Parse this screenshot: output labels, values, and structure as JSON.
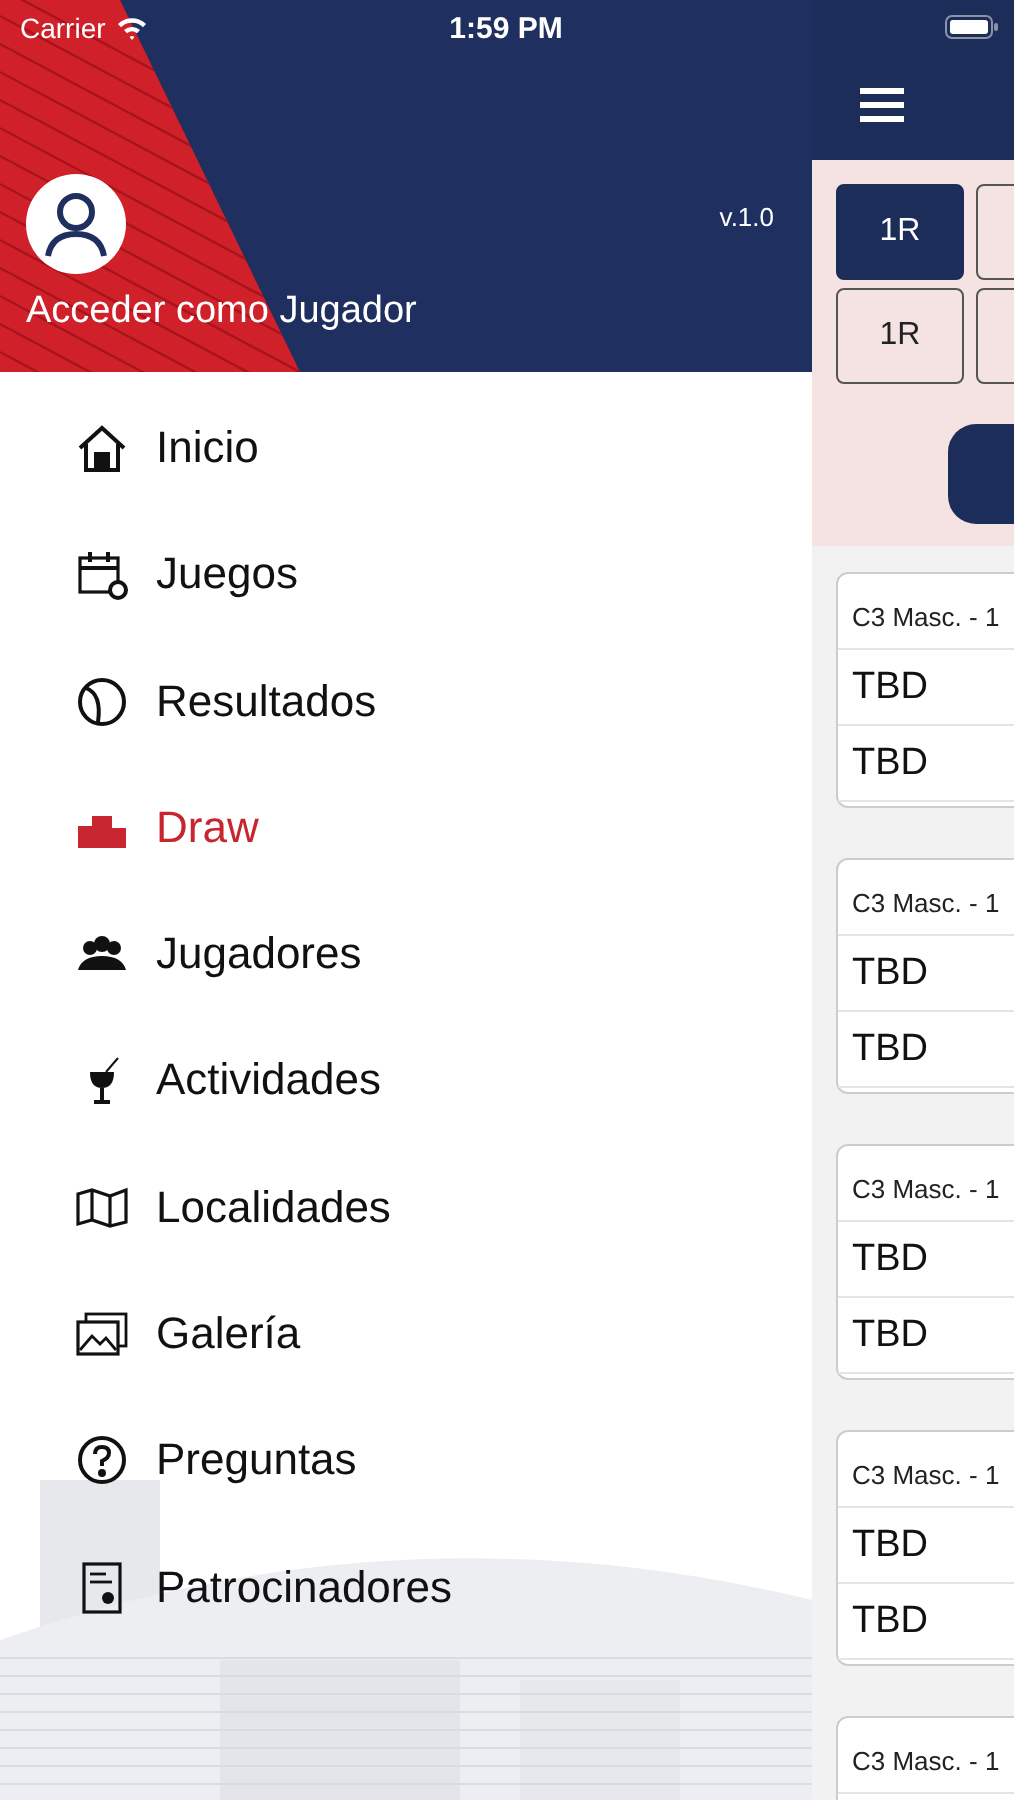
{
  "status_bar": {
    "carrier": "Carrier",
    "time": "1:59 PM"
  },
  "drawer": {
    "account_label": "Acceder como Jugador",
    "version": "v.1.0",
    "menu": [
      {
        "label": "Inicio",
        "selected": false
      },
      {
        "label": "Juegos",
        "selected": false
      },
      {
        "label": "Resultados",
        "selected": false
      },
      {
        "label": "Draw",
        "selected": true
      },
      {
        "label": "Jugadores",
        "selected": false
      },
      {
        "label": "Actividades",
        "selected": false
      },
      {
        "label": "Localidades",
        "selected": false
      },
      {
        "label": "Galería",
        "selected": false
      },
      {
        "label": "Preguntas",
        "selected": false
      },
      {
        "label": "Patrocinadores",
        "selected": false
      }
    ]
  },
  "main": {
    "round_buttons": [
      {
        "label": "1R",
        "selected": true
      },
      {
        "label": "1R",
        "selected": false
      }
    ],
    "match_cards": [
      {
        "title": "C3 Masc. - 1",
        "players": [
          "TBD",
          "TBD"
        ]
      },
      {
        "title": "C3 Masc. - 1",
        "players": [
          "TBD",
          "TBD"
        ]
      },
      {
        "title": "C3 Masc. - 1",
        "players": [
          "TBD",
          "TBD"
        ]
      },
      {
        "title": "C3 Masc. - 1",
        "players": [
          "TBD",
          "TBD"
        ]
      },
      {
        "title": "C3 Masc. - 1"
      }
    ]
  }
}
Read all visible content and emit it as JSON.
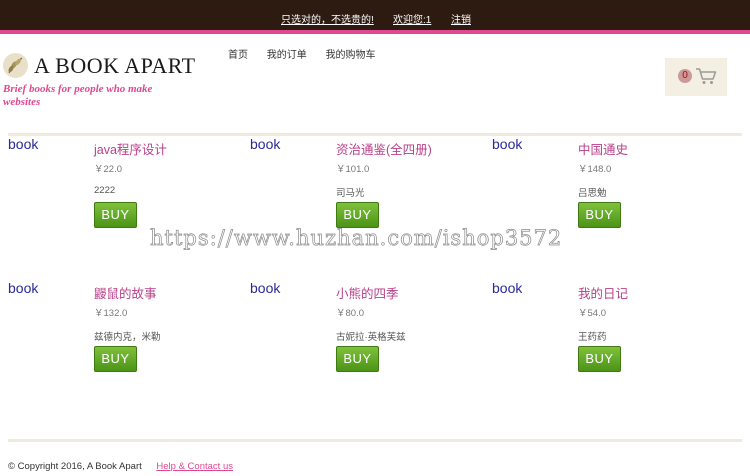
{
  "topbar": {
    "slogan": "只选对的，不选贵的!",
    "welcome": "欢迎您:1",
    "logout": "注销"
  },
  "brand": {
    "title": "A BOOK APART",
    "tagline": "Brief books for people who make websites",
    "accent_color": "#e0488f"
  },
  "nav": {
    "home": "首页",
    "orders": "我的订单",
    "cart": "我的购物车"
  },
  "cart": {
    "count": "0",
    "icon": "shopping-cart-icon"
  },
  "products": [
    {
      "image_alt": "book",
      "title": "java程序设计",
      "price": "￥22.0",
      "author": "2222",
      "buy_label": "BUY"
    },
    {
      "image_alt": "book",
      "title": "资治通鉴(全四册)",
      "price": "￥101.0",
      "author": "司马光",
      "buy_label": "BUY"
    },
    {
      "image_alt": "book",
      "title": "中国通史",
      "price": "￥148.0",
      "author": "吕思勉",
      "buy_label": "BUY"
    },
    {
      "image_alt": "book",
      "title": "鼹鼠的故事",
      "price": "￥132.0",
      "author": "兹德内克，米勒",
      "buy_label": "BUY"
    },
    {
      "image_alt": "book",
      "title": "小熊的四季",
      "price": "￥80.0",
      "author": "古妮拉·英格芙兹",
      "buy_label": "BUY"
    },
    {
      "image_alt": "book",
      "title": "我的日记",
      "price": "￥54.0",
      "author": "王药药",
      "buy_label": "BUY"
    }
  ],
  "watermark": "https://www.huzhan.com/ishop3572",
  "footer": {
    "copyright": "© Copyright 2016, A Book Apart",
    "help_link": "Help & Contact us"
  }
}
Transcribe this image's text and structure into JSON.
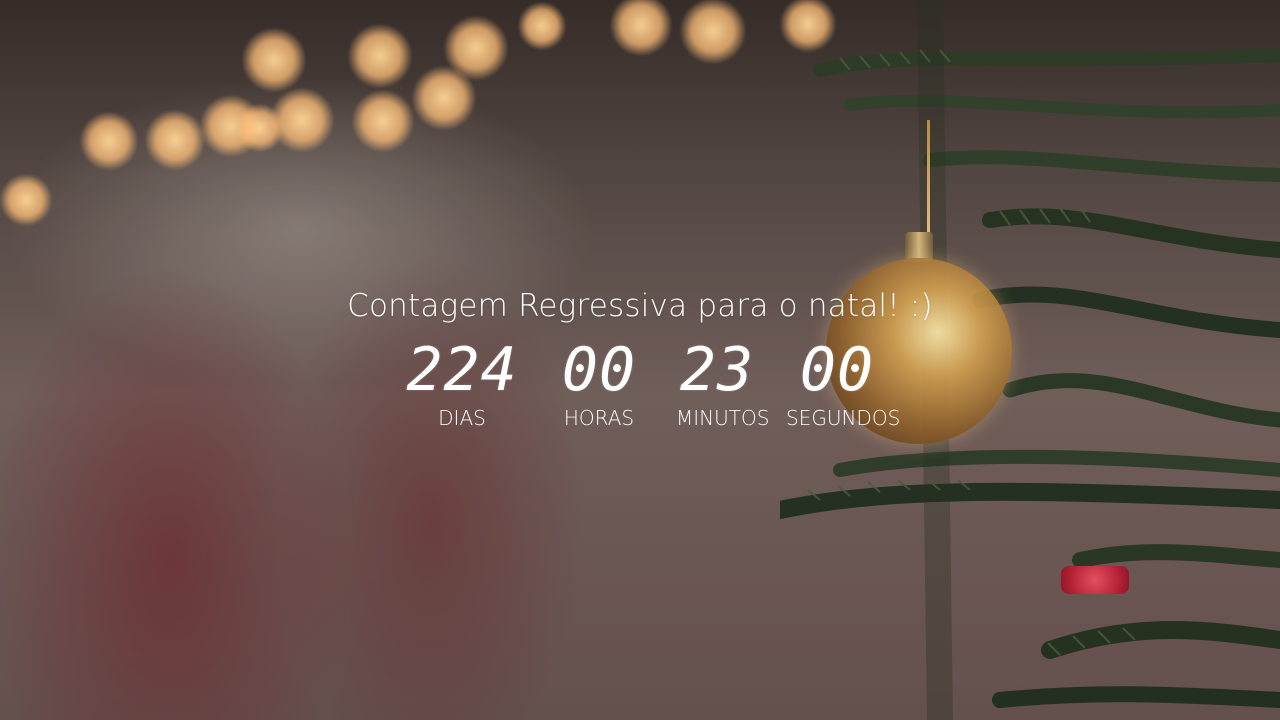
{
  "countdown": {
    "title": "Contagem Regressiva para o natal! :)",
    "units": [
      {
        "value": "224",
        "label": "DIAS"
      },
      {
        "value": "00",
        "label": "HORAS"
      },
      {
        "value": "23",
        "label": "MINUTOS"
      },
      {
        "value": "00",
        "label": "SEGUNDOS"
      }
    ]
  },
  "theme": {
    "text_color": "#ffffff",
    "accent_gold": "#d1b47a",
    "accent_red": "#b62236"
  }
}
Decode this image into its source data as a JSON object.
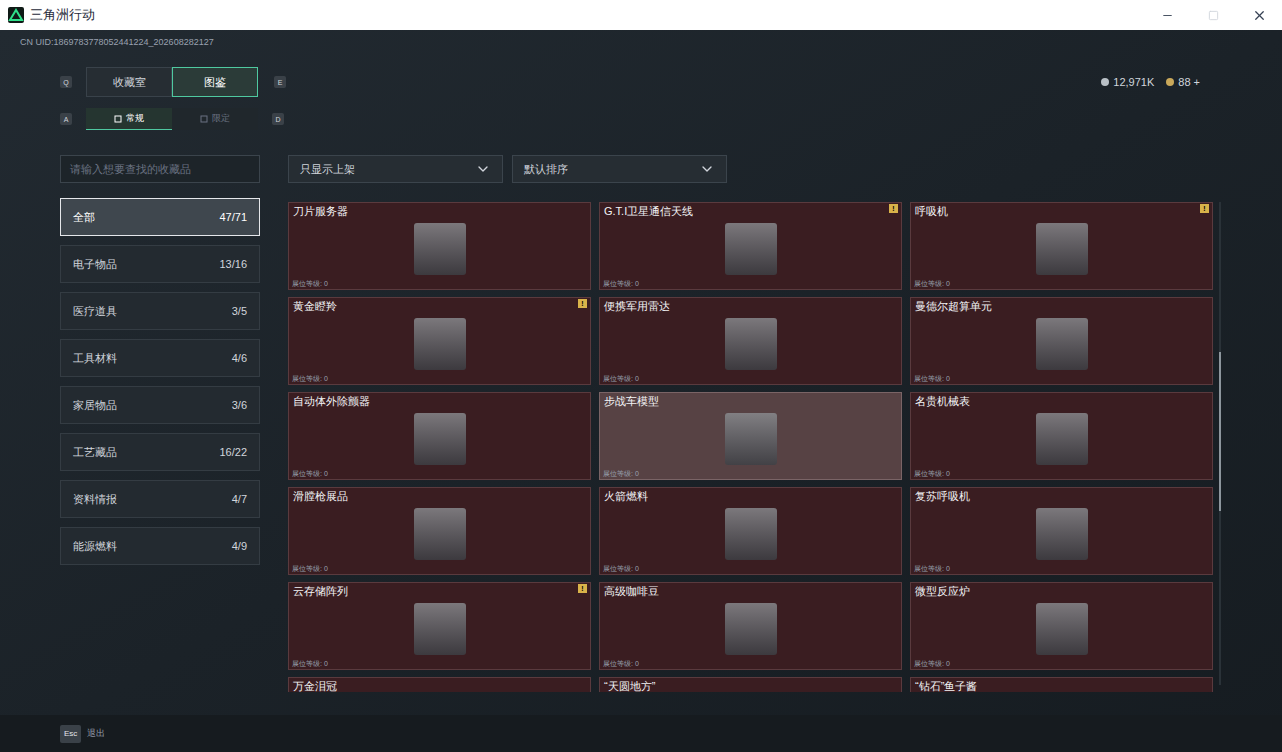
{
  "window": {
    "title": "三角洲行动"
  },
  "uid": "CN UID:1869783778052441224_202608282127",
  "currency": [
    {
      "value": "12,971K",
      "color": "#b9c0c6"
    },
    {
      "value": "88 +",
      "color": "#c9a85a"
    }
  ],
  "top_tabs": {
    "prev_key": "Q",
    "next_key": "E",
    "tabs": [
      {
        "label": "收藏室",
        "selected": false
      },
      {
        "label": "图鉴",
        "selected": true
      }
    ]
  },
  "sub_tabs": {
    "prev_key": "A",
    "next_key": "D",
    "tabs": [
      {
        "label": "常规",
        "selected": true
      },
      {
        "label": "限定",
        "selected": false
      }
    ]
  },
  "search": {
    "placeholder": "请输入想要查找的收藏品"
  },
  "categories": [
    {
      "label": "全部",
      "count": "47/71",
      "selected": true
    },
    {
      "label": "电子物品",
      "count": "13/16",
      "selected": false
    },
    {
      "label": "医疗道具",
      "count": "3/5",
      "selected": false
    },
    {
      "label": "工具材料",
      "count": "4/6",
      "selected": false
    },
    {
      "label": "家居物品",
      "count": "3/6",
      "selected": false
    },
    {
      "label": "工艺藏品",
      "count": "16/22",
      "selected": false
    },
    {
      "label": "资料情报",
      "count": "4/7",
      "selected": false
    },
    {
      "label": "能源燃料",
      "count": "4/9",
      "selected": false
    }
  ],
  "filters": [
    {
      "label": "只显示上架"
    },
    {
      "label": "默认排序"
    }
  ],
  "alert_mark": "!",
  "items": [
    {
      "name": "刀片服务器",
      "level_text": "展位等级: 0",
      "alert": false,
      "highlighted": false
    },
    {
      "name": "G.T.I卫星通信天线",
      "level_text": "展位等级: 0",
      "alert": true,
      "highlighted": false
    },
    {
      "name": "呼吸机",
      "level_text": "展位等级: 0",
      "alert": true,
      "highlighted": false
    },
    {
      "name": "黄金瞪羚",
      "level_text": "展位等级: 0",
      "alert": true,
      "highlighted": false
    },
    {
      "name": "便携军用雷达",
      "level_text": "展位等级: 0",
      "alert": false,
      "highlighted": false
    },
    {
      "name": "曼德尔超算单元",
      "level_text": "展位等级: 0",
      "alert": false,
      "highlighted": false
    },
    {
      "name": "自动体外除颤器",
      "level_text": "展位等级: 0",
      "alert": false,
      "highlighted": false
    },
    {
      "name": "步战车模型",
      "level_text": "展位等级: 0",
      "alert": false,
      "highlighted": true
    },
    {
      "name": "名贵机械表",
      "level_text": "展位等级: 0",
      "alert": false,
      "highlighted": false
    },
    {
      "name": "滑膛枪展品",
      "level_text": "展位等级: 0",
      "alert": false,
      "highlighted": false
    },
    {
      "name": "火箭燃料",
      "level_text": "展位等级: 0",
      "alert": false,
      "highlighted": false
    },
    {
      "name": "复苏呼吸机",
      "level_text": "展位等级: 0",
      "alert": false,
      "highlighted": false
    },
    {
      "name": "云存储阵列",
      "level_text": "展位等级: 0",
      "alert": true,
      "highlighted": false
    },
    {
      "name": "高级咖啡豆",
      "level_text": "展位等级: 0",
      "alert": false,
      "highlighted": false
    },
    {
      "name": "微型反应炉",
      "level_text": "展位等级: 0",
      "alert": false,
      "highlighted": false
    },
    {
      "name": "万金泪冠",
      "alert": false,
      "highlighted": false
    },
    {
      "name": "“天圆地方”",
      "alert": false,
      "highlighted": false
    },
    {
      "name": "“钻石”鱼子酱",
      "alert": false,
      "highlighted": false
    }
  ],
  "scrollbar": {
    "position": 0.31,
    "size": 0.33
  },
  "footer": {
    "key": "Esc",
    "label": "退出"
  }
}
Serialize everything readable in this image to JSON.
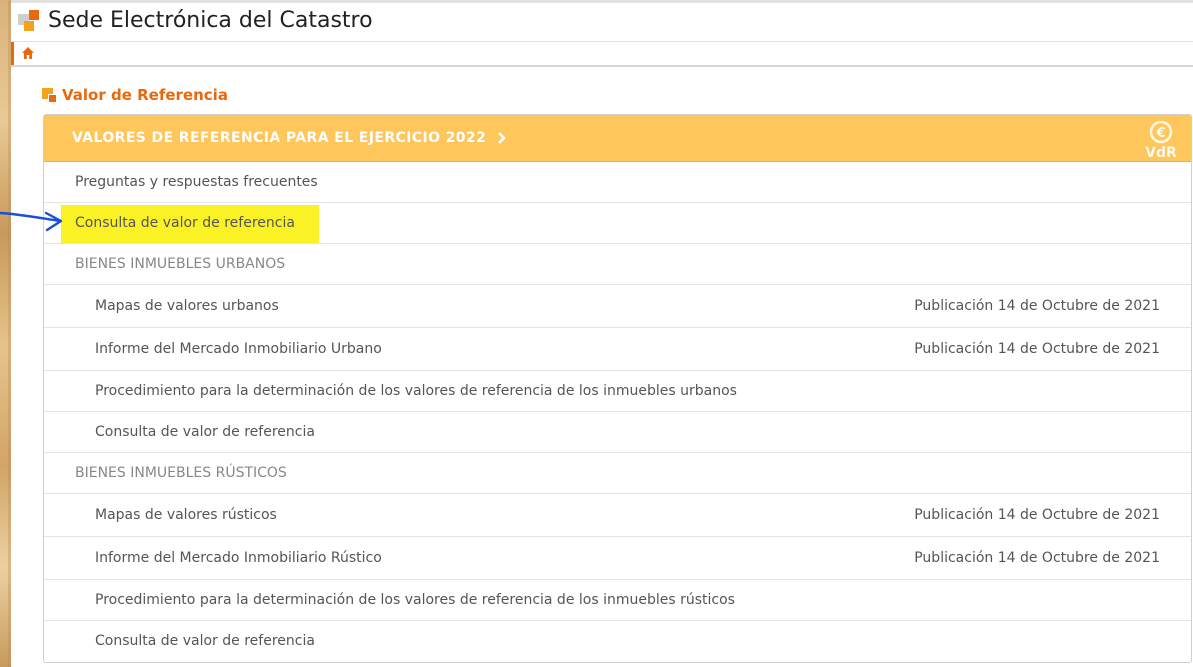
{
  "header": {
    "title": "Sede Electrónica del Catastro"
  },
  "section": {
    "title": "Valor de Referencia"
  },
  "panel": {
    "title": "VALORES DE REFERENCIA PARA EL EJERCICIO 2022",
    "badge_text": "VdR",
    "badge_symbol": "€",
    "rows": [
      {
        "label": "Preguntas y respuestas frecuentes",
        "date": ""
      },
      {
        "label": "Consulta de valor de referencia",
        "date": "",
        "highlighted": true
      },
      {
        "label": "BIENES INMUEBLES URBANOS",
        "date": ""
      },
      {
        "label": "Mapas de valores urbanos",
        "date": "Publicación 14 de Octubre de 2021"
      },
      {
        "label": "Informe del Mercado Inmobiliario Urbano",
        "date": "Publicación 14 de Octubre de 2021"
      },
      {
        "label": "Procedimiento para la determinación de los valores de referencia de los inmuebles urbanos",
        "date": ""
      },
      {
        "label": "Consulta de valor de referencia",
        "date": ""
      },
      {
        "label": "BIENES INMUEBLES RÚSTICOS",
        "date": ""
      },
      {
        "label": "Mapas de valores rústicos",
        "date": "Publicación 14 de Octubre de 2021"
      },
      {
        "label": "Informe del Mercado Inmobiliario Rústico",
        "date": "Publicación 14 de Octubre de 2021"
      },
      {
        "label": "Procedimiento para la determinación de los valores de referencia de los inmuebles rústicos",
        "date": ""
      },
      {
        "label": "Consulta de valor de referencia",
        "date": ""
      }
    ]
  },
  "colors": {
    "accent": "#e8690d",
    "panel_header": "#fec65b",
    "highlight": "#fbf226",
    "annotation": "#1a4fd6"
  },
  "icons": {
    "home": "home-icon",
    "chevron": "chevron-right-icon",
    "badge": "euro-vdr-icon",
    "annotation": "arrow-annotation-icon"
  }
}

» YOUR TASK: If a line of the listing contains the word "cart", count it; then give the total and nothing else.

» TASK RESPONSE: 3